This plague patient is displaying a swollen, ruptured inguinal lymph node, or buboe.
Centers for Disease Control and Prevention<p>Still, hundreds of people develop bubonic plague every year. In the U.S., a handful of cases occur annually, particularly in New Mexico, Arizona and Colorado, <a href="https://www.cdc.gov/plague/faq/index.html" target="_blank">where habitats allow the bacteria to spread more easily among wild rodent populations</a>. But these cases are very rare, mainly because you need to be in close contact with rodents in order to get infected. And though plague can spread from human to human, this <a href="https://www.healthline.com/health-news/seriously-dont-worry-about-the-plague#Heres-how-the-plague-spreads" target="_blank">only occurs with pneumonic plague</a>, and transmission is also rare.</p>
A new swine flu in China<p>Last week, researchers in China also reported another public health concern: a new virus that has "all the essential hallmarks" of a pandemic virus.<br></p><p>In a paper published in the <a href="https://www.pnas.org/content/early/2020/06/23/1921186117" target="_blank">Proceedings of the National Academy of Sciences</a>, researchers say the virus was discovered in pigs in China, and it descended from the H1N1 virus, commonly called "swine flu." That virus was able to transmit from human to human, and it killed an estimated 151,700 to 575,400 people worldwide from 2009 to 2010, according to the Centers for Disease Control and Prevention.</p>There's no evidence showing that the new virus can spread from person to person. But the researchers did find that 10 percent of swine workers had been infected by the virus, called G4 reassortant EA H1N1. This level of infectivity raises concerns, because it "greatly enhances the opportunity for virus adaptation in humans and raises concerns for the possible generation of pandemic viruses," the researchers wrote.
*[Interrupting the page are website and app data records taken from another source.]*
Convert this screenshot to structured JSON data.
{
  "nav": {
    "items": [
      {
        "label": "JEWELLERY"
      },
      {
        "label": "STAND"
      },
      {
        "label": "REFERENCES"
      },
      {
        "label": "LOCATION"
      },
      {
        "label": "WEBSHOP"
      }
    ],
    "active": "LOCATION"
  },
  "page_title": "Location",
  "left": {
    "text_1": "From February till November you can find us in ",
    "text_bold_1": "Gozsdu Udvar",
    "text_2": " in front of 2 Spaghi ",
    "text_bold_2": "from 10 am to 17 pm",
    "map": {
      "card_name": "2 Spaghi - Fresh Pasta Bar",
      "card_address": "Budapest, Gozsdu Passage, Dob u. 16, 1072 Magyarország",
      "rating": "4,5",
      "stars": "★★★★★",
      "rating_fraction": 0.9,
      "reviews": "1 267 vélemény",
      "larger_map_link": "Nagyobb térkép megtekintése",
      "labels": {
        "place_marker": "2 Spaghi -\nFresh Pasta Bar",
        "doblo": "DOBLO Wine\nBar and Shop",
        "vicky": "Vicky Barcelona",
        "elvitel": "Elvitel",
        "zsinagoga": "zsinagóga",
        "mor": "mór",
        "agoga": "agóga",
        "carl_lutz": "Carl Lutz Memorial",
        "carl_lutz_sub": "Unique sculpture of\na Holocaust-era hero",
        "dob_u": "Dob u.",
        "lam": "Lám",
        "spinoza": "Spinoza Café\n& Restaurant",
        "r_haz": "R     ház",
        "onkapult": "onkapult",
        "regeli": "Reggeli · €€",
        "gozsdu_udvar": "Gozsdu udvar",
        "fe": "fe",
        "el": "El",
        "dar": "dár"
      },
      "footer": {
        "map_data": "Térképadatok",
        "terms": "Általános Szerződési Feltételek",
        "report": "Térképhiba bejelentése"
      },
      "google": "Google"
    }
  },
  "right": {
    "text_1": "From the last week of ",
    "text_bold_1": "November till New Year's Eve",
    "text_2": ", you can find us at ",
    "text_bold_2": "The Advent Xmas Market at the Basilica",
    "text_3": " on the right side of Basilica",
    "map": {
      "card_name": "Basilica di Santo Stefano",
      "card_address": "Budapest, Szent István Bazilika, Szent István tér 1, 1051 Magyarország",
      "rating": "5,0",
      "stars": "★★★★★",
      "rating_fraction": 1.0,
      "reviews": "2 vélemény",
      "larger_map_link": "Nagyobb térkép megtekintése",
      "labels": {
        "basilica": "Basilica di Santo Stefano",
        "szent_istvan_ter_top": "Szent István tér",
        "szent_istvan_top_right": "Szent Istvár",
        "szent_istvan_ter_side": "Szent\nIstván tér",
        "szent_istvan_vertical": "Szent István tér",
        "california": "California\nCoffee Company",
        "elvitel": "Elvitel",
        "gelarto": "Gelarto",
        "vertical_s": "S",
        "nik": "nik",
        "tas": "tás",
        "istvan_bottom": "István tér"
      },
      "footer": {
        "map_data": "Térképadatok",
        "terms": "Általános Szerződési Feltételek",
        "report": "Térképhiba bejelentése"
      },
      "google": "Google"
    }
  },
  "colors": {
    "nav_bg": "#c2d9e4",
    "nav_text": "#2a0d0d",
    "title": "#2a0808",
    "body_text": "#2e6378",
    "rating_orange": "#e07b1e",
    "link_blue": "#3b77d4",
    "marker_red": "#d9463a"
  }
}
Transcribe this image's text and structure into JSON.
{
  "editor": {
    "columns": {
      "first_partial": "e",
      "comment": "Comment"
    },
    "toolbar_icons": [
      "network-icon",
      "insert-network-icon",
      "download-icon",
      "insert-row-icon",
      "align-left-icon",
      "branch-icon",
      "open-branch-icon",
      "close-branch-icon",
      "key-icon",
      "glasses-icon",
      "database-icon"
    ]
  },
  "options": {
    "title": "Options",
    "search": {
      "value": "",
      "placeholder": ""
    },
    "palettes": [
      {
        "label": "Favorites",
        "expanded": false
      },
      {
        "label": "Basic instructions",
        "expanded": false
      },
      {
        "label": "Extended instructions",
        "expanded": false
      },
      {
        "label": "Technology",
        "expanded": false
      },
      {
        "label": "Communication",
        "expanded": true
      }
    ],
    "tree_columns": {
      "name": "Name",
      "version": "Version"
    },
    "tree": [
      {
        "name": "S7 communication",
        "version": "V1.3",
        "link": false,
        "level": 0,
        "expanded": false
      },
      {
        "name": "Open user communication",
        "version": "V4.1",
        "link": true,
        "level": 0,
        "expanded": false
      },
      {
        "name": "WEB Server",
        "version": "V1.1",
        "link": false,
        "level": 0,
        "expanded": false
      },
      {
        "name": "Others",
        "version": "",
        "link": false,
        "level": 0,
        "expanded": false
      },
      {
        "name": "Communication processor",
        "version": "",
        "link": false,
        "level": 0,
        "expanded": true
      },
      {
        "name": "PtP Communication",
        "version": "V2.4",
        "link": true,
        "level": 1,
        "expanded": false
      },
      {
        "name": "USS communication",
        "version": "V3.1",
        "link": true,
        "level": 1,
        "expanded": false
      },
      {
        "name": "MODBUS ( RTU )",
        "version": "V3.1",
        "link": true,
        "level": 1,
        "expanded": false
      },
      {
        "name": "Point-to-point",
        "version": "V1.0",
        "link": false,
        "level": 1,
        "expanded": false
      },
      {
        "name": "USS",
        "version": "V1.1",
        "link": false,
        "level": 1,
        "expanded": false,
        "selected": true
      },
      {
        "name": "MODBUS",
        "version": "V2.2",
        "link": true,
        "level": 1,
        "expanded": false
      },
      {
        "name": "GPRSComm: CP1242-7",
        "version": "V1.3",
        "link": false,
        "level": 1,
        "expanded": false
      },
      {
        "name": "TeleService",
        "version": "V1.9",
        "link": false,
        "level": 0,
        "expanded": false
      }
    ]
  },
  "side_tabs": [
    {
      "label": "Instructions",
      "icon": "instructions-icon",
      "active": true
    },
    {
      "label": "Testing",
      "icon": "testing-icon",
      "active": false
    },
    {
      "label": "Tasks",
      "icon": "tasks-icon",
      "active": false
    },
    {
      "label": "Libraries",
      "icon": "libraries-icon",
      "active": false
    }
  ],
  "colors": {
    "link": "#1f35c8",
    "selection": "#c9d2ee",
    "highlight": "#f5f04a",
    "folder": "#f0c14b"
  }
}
The word "learning" opens up space for more people, places, and ideas.
- The terms 'education' and 'learning' are often used interchangeably, but there is a cultural connotation to the former that can be limiting. Education naturally links to schooling, which is only one form of learning.
- Gregg Behr, founder and co-chair of Remake Learning, believes that this small word shift opens up the possibilities in terms of how and where learning can happen. It also becomes a more inclusive practice, welcoming in a larger, more diverse group of thinkers.
- Post-COVID, the way we think about what learning looks like will inevitably change, so it's crucial to adjust and begin building the necessary support systems today.
Scientists uncovered the secrets of what drove some of the world's last remaining woolly mammoths to extinction.
Every summer, children on the Alaskan island of St Paul cool down in Lake Hill, a crater lake in an extinct volcano – unaware of the mysteries that lie beneath.
The coronavirus pandemic has brought out the perception of selfishness among many.
- Selfish behavior has been analyzed by philosophers and psychologists for centuries.
- New research shows people may be wired for altruistic behavior and get more benefits from it.
- Times of crisis tend to increase self-centered acts.